Rights And Duties
- 26 Feb 2020
- 8 min read
This article is based on “Rights, duties and the Constitution” which was published in The Hindu on 26/02/2020. It talks about a balance between rights and duties of citizens as well as of State.
Recently, the terminologies like ‘Duties of citizens’ and the ‘anti-national’ (emanating from violation of these duties) have become the buzzwords of the political landscape. In a constitutional democracy, the State provides rights and lays down duties for the citizenry, so that society can peacefully co-exist. However, sometimes State imposes such duties on its citizenry that infringes the rights of the marginalised sections of society.
Thus, the major concern lies in the language of duties which is vague (as their interpretation is left at the discretion of the State). This makes ‘duties’ of the citizenry prone to be misused as a tool to impose the will of the State or the social majority on vulnerable sections.

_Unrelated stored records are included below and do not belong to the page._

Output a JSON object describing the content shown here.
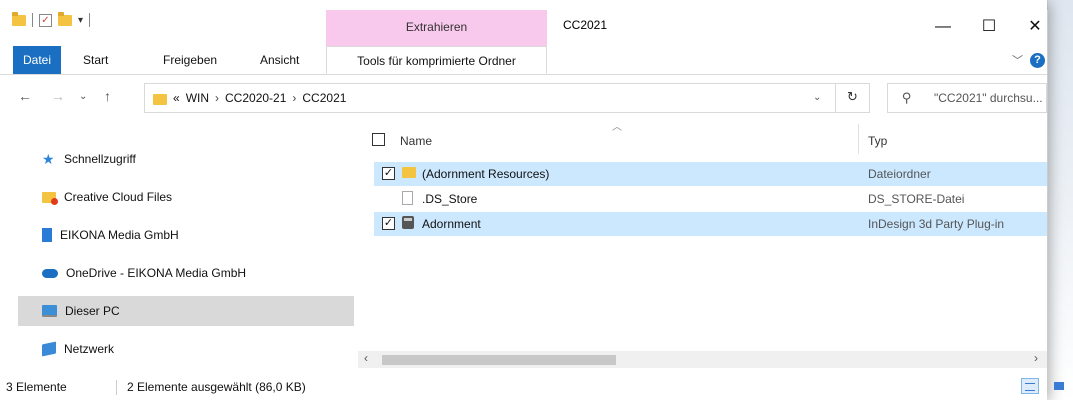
{
  "window": {
    "title": "CC2021",
    "context_group": "Extrahieren",
    "controls": {
      "minimize": "—",
      "maximize": "☐",
      "close": "✕"
    }
  },
  "ribbon": {
    "tabs": [
      {
        "label": "Datei",
        "active": true
      },
      {
        "label": "Start"
      },
      {
        "label": "Freigeben"
      },
      {
        "label": "Ansicht"
      },
      {
        "label": "Tools für komprimierte Ordner"
      }
    ],
    "collapse_icon": "chevron-down-icon",
    "help_label": "?"
  },
  "address": {
    "overflow": "«",
    "crumbs": [
      "WIN",
      "CC2020-21",
      "CC2021"
    ],
    "separator": "›"
  },
  "search": {
    "placeholder": "\"CC2021\" durchsu..."
  },
  "nav": {
    "items": [
      {
        "label": "Schnellzugriff",
        "icon": "star-icon"
      },
      {
        "label": "Creative Cloud Files",
        "icon": "creative-cloud-folder-icon"
      },
      {
        "label": "EIKONA Media GmbH",
        "icon": "building-icon"
      },
      {
        "label": "OneDrive - EIKONA Media GmbH",
        "icon": "cloud-icon"
      },
      {
        "label": "Dieser PC",
        "icon": "computer-icon",
        "selected": true
      },
      {
        "label": "Netzwerk",
        "icon": "network-icon"
      }
    ]
  },
  "files": {
    "columns": {
      "name": "Name",
      "type": "Typ"
    },
    "rows": [
      {
        "name": "(Adornment Resources)",
        "type": "Dateiordner",
        "icon": "folder-icon",
        "selected": true
      },
      {
        "name": ".DS_Store",
        "type": "DS_STORE-Datei",
        "icon": "file-icon",
        "selected": false
      },
      {
        "name": "Adornment",
        "type": "InDesign 3d Party Plug-in",
        "icon": "plugin-icon",
        "selected": true
      }
    ]
  },
  "status": {
    "count": "3 Elemente",
    "selection": "2 Elemente ausgewählt (86,0 KB)"
  },
  "colors": {
    "accent": "#1a6fc2",
    "context_tab": "#f8c9ec",
    "selection": "#cce8ff",
    "nav_selected": "#d9d9d9"
  }
}
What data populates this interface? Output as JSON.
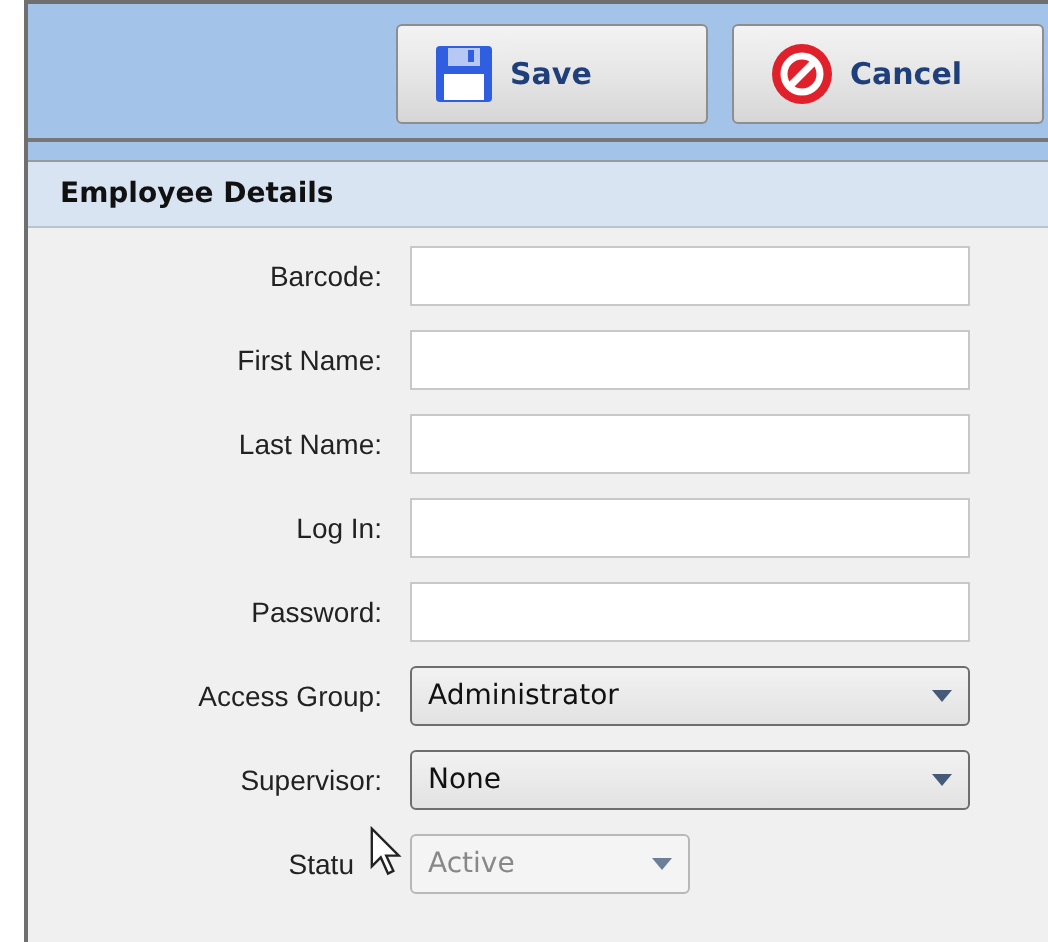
{
  "toolbar": {
    "buttons": [
      {
        "kind": "save",
        "label": "Save"
      },
      {
        "kind": "cancel",
        "label": "Cancel"
      }
    ]
  },
  "panel": {
    "title": "Employee Details",
    "fields": [
      {
        "kind": "text",
        "label": "Barcode:"
      },
      {
        "kind": "text",
        "label": "First Name:"
      },
      {
        "kind": "text",
        "label": "Last Name:"
      },
      {
        "kind": "text",
        "label": "Log In:"
      },
      {
        "kind": "text",
        "label": "Password:"
      },
      {
        "kind": "combo",
        "label": "Access Group:",
        "value": "Administrator",
        "disabled": false
      },
      {
        "kind": "combo",
        "label": "Supervisor:",
        "value": "None",
        "disabled": false
      },
      {
        "kind": "combo",
        "label": "Statu",
        "value": "Active",
        "disabled": true,
        "short": true
      }
    ]
  }
}
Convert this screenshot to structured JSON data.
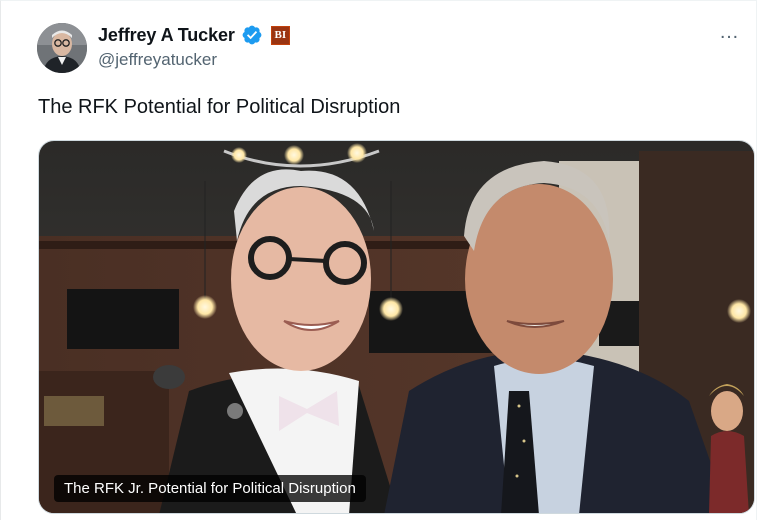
{
  "tweet": {
    "author": {
      "display_name": "Jeffrey A Tucker",
      "handle": "@jeffreyatucker",
      "verified": true,
      "affiliation_badge_text": "BI",
      "affiliation_badge_color": "#9a3412",
      "avatar_icon": "profile-photo"
    },
    "more_menu_icon": "…",
    "text": "The RFK Potential for Political Disruption",
    "media": {
      "caption": "The RFK Jr. Potential for Political Disruption"
    }
  },
  "colors": {
    "primary_text": "#0f1419",
    "secondary_text": "#536471",
    "verified_blue": "#1d9bf0"
  }
}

Rights and Duties Go Hand in Hand
- Mahatma Gandhi in Hind Swaraj observed that “Real rights are a result of the performance of duty”.
- Rights and duties are closely related and cannot be separated from one another. For every right, there is a corresponding duty.
- The State protects and enforces rights and it is the duty of all citizens to be loyal to the state. Thus a citizen has both Rights and Duties.
- According to Harold Laski, one man’s right is also his duty.
- For example, if the State gives the right to life to a citizen, it also imposes an obligation on him to not to expose his life to dangers, as well as to respect the life of others.
Rights and Duties Follow Different Logic
Indian Constitution provides its citizens with the Fundamental Rights and lists the Fundamental Duties to be followed by them.
- The Constitution covers a broad spectrum of domains to protect the rights of the common man by introducing six rights as Fundamental Rights (Part III of the constitution).
- Similarly, the Fundamental Duties are also emphasised upon by the Constitution (Part IVA of the constitution).
Concept of Duties
- As citizens, there exists a wide range of duties that bind us in everyday life. These duties are owed both to the state and to individuals.
- There is a legal duty to pay taxes, to refrain from committing violence against fellow-citizens, and to follow other laws that Parliament has enacted.
- Breach of these legal duties triggers financial consequences (fines), or punitive measures like imprisonment.
- Duties follow a simple logic that, peaceful co-existence requires a degree of self-sacrifice, and that if necessary, this must be enforced through the set of sanctions.
Concept of Rights
Rights are formulated to ascertain twin principles viz. Anti-dehumanisation and Anti-hierarchy. In India, this can be reflected in a chapter on Fundamental Rights in the constitution.
- Rights as a bulwark against dehumanisation:
- Framers of the Indian Constitution while deliberating on Fundamental Rights were of the view that every human being should have access to basic dignity and equality that can not be taken away the State.
- The necessity for Fundamental Rights in India originated from the experiences under the colonial regime where Indians had been treated as subjects.
- For example, the colonial government declared some group of people as Criminal Tribes, who were treated as less than human.
- Rights as a stand against hierarchy:
- Indian society has been divided on the lines gender, caste and religion.
- Fundamental Rights, at a basic level, ensure the protection of all the citizens, not only from the State but from the social majorities as well.
- For example, through guarantees against forced labour, against “untouchability”, against discriminatory access to public spaces, and others, fundamental rights sought to bring a transformation in the Indian society.
Does this suggest that duties are unimportant?
- As indicated above, duties exist in every sphere of society. However, it is the language of duties that can play an important role in a society like India that continues to be divided and unequal.
- Any duty imposed upon the citizens must comply with due process of law.
- The concept of 'due process of law' holds that no person shall be deprived of life, liberty or property except in accordance with the explicit provisions of law and with due regard to his rights.
- Without the moral compass of rights and their place in the transformative constitutional scheme, the language of duties can lead to unpleasant consequences.
- A good example of this is a Supreme Court judgment from the early 1980s, which upheld the differential treatment of male and female flight attendants on the ground that women had a “duty” to ensure the “good upbringing of children” and to ensure the success of the “family planning program” for the country.
In this light, it is always critical to remember Dr B.R. Ambedkar’s words in the Constituent Assembly that the fundamental unit of the Constitution remains the individual. Interpretation of ‘Duties’ and the debate around it should include the duties of those with power. Those with power should not use it to exploit those from whom they wield it. It is only after guarantee to all the full sum of humanity, dignity, equality, and freedom promised by the Constitution, that we can ask of them to do their duty. It is only after ensuring the humanity, dignity, equality, and freedom for all, as promised by the Constitution, that the burden of ‘following the duties’ should be imposed on the citizens.
|Drishti Mains Question
In a constitutional democracy, rights always need to be backed up by the duties of citizens as well as those of the State. Analyse.